So, the two orthogonal classifications “cladistics” and “Linnean classification” in biological classification can thus lead us to the conclusion that the assumption that classes are real (eg, cladistics and particle physics) is inconsistent, whereas the assumption that they aren’t real (eg, Linnean systematics) is consistent. It means that classifications resting on the assumption that classes are real (like cladistics and particle physics) ends in paradox (ie, double contradiction). Biological systematics calls this paradox “the tree of life” and particle physics calls it “the Higgs particle”, none of which thus can be real.
We can model reality, but we can’t understand what it is. The problem is that “what it is” has two aspects depending on whether we assume that classes aren’t real or that they are real, traditionally called nominalism and realism, respectively.
Nominalism (ie, assuming that classes aren’t real) leads to the conclusion that reality is ambiguous, whereas realism (ie, assuming that classes are real) leads to a pointer. The former can be interpreted simply as that everything has at least two aspects, but how can the latter be interpreted?
Well, digging deeper in this matter, we can understand that a pointer also has two aspects: the pointer itself and what it points at. So, how can this fact be interpreted? A hint to the solution is that these aspects are the same aspects as an error has: it is an error and it points at a possible solution. This comparison leads us to the interpretation of the pointer as an error, or, now climbing up from the hole, that realism leads to error. It means that we can interpret realism (ie, assuming that classes are real) as leading to error. (Examples of this error are, by the way, what cladists call “the tree of life” and what particle physics calls “Higgs particle”, none of which thus can be found.)
In summary, we can’t understand what reality is, because none of the alternative ways to such understanding that are given can lead to understanding, sorry to say.
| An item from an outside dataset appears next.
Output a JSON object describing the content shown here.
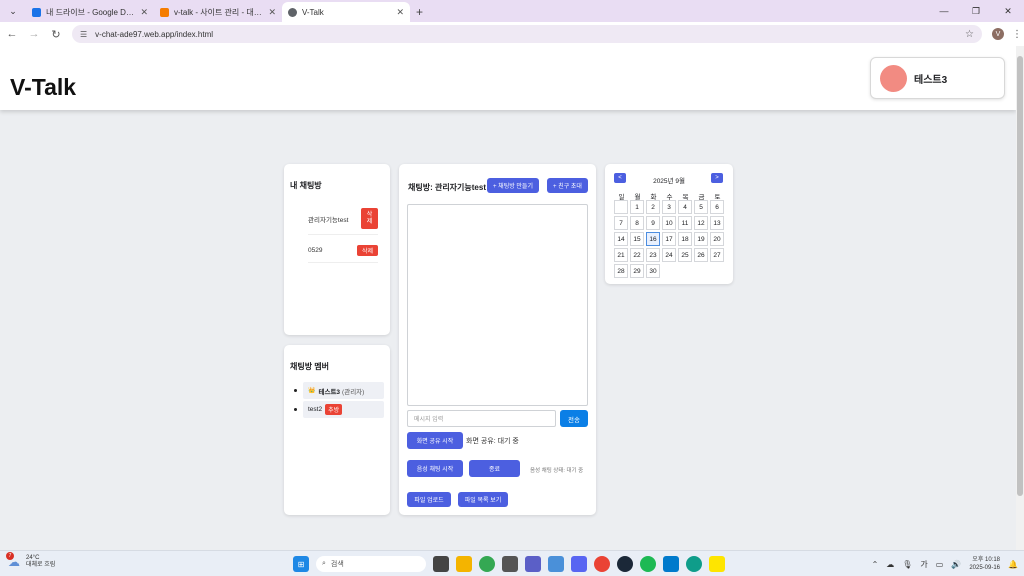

We thus have to conclude that we, unfortunately, simply can’t understand what reality is. (Instead, I would like to cite the Buddhist saying: give up, give up, give up.)
The difference between Linnean taxonomy and cladistics is actually proof for the hypothesis that there isn’t any truth (to be found).
These two possible approaches to classification, ie, assuming that classes aren’t real (ie, Linnean classification) and assuming that classes are real (ie, cladistics), respectively, ends in ambiguity and paradoxical contradiction, respectively.
These two ends of the only possible two approaches to classifications does thus reveal that there is nothing between them, ie, no single truth.
So, sorry to say, there is no possibility to understand reality.
Every “thing” that exists (including the universe) is fundamentally composed of two orthogonal aspects.
The “true nature” of every thing does thus reside in the middle between these two aspects.
The middle between two orthogonal aspects is, however, either ambiguous or paradoxically contradictory, depending on whether you look at it or are in the midst of it.
It means that it is impossible to understand what things are composed of, except that they are composed of two orthogonal aspects.